Some Futurists call Web 3.0 the Spatial Web. It aims to revolutionize graphics technology and blur the line between physics and digital by focusing on the three-dimensional (3D) virtual world. 

Unlike 2D graphics, 3D graphics bring a new level of immersiveness to future gaming applications and other sectors such as real estate, healthcare, and e-commerce. 

Applications of Web 3.0 

A common requirement for Web 3.0 applications is processing large amounts of information and transforming it into factual knowledge and valuable content for the user. That said, these applications are still in their infancy. This means that there's a lot of room for improvement, and it's far from how a Web3.0 app works. Two examples of applications  that use Web 3.0 technology are Siri and Wolfram Alpha. 

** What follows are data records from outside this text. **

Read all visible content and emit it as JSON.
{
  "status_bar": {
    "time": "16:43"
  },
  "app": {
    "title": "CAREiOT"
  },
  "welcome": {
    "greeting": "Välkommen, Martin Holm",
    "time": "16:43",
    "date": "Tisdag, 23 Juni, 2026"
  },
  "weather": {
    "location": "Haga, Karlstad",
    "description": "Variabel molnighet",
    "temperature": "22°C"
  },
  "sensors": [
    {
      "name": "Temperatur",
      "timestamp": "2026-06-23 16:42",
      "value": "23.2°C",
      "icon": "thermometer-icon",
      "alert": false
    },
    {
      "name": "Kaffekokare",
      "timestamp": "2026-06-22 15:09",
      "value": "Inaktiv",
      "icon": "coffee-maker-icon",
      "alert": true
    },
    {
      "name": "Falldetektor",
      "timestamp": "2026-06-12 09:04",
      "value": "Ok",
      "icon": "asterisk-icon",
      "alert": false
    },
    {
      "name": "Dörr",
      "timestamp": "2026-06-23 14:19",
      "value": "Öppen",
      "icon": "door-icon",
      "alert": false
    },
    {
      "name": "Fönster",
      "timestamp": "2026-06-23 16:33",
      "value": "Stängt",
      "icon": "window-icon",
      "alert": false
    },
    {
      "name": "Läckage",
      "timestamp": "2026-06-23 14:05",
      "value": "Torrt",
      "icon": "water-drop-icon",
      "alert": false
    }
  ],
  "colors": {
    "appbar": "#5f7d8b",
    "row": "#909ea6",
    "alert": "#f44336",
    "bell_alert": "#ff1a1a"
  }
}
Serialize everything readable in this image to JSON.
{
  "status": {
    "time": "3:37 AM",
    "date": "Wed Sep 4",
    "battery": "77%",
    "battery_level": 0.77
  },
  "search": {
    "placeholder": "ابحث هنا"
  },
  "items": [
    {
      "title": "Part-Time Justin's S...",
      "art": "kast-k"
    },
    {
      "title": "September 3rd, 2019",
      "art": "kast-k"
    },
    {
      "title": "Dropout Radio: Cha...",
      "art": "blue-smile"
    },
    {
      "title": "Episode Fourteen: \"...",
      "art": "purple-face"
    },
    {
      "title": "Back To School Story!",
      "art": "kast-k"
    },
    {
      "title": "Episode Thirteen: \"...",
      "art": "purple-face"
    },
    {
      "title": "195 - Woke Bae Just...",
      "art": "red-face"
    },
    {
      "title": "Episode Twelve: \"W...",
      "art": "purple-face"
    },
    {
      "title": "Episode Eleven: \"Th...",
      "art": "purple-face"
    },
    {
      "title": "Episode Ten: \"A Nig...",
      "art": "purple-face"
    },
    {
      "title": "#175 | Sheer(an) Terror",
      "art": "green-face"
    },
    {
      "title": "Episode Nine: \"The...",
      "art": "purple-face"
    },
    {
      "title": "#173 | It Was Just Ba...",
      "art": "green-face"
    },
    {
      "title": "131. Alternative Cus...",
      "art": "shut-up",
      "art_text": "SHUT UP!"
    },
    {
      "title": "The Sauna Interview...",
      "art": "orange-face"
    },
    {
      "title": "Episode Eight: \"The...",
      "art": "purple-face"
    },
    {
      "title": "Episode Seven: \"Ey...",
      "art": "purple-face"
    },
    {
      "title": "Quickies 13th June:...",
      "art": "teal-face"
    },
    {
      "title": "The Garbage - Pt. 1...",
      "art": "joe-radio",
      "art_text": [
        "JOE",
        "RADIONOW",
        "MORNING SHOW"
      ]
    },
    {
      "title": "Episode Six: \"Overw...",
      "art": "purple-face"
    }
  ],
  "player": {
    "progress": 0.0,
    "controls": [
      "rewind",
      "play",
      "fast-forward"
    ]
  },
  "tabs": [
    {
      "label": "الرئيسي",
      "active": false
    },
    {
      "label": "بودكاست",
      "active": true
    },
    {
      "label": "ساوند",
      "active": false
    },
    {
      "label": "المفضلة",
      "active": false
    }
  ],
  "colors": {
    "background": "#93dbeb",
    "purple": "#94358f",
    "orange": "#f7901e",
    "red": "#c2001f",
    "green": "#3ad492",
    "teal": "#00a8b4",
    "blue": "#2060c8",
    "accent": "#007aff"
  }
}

Most people are familiar with Siri. It uses voice recognition and artificial intelligence to enable you to execute complex and personalized commands.  

Today, other AI assistants such as Siri, Amazon's Alexa, and Samsung's Bixby understand requests such as "Where is the nearest filling station or pizza joint?" or "Help book a meeting with the rest of the team by noon on Friday tomorrow." It will respond immediately with information and actions. 

Wolfram Alpha 

Wolfram Alpha is a computational knowledge engine that answers questions directly through computation, rather than providing a list of websites like a search engine does. 

For instance, "Food" is the most popular search query; Google may display the nearest Food Vendor results without you even including "Food" as a keyword. On the other hand, Alpha provides a detailed comparison of the two words on demand. This is the main difference between Web 2.0 and 3.0. 

Closing Thoughts 

The new Internet 3.0 offers a more personal and customized browsing experience, a more innovative and humane search assistant, and other decentralized benefits that help create a  fairer web. All of these can be achieved by allowing each user to take control of the data  and create a richer overall experience. Thanks to the myriad of innovations that will take  place after the release. 

As Web 3.0 inevitably takes hold (which can be difficult considering how smart devices have already changed our behavior), the Internet will be dramatically integrated into our daily lives. 

From home appliances such as ovens, vacuum cleaners, and refrigerators to all kinds of transportation, almost all of today's typical offline machines will become part of the IoT economy and interact with its autonomous servers and decentralized applications (DApps)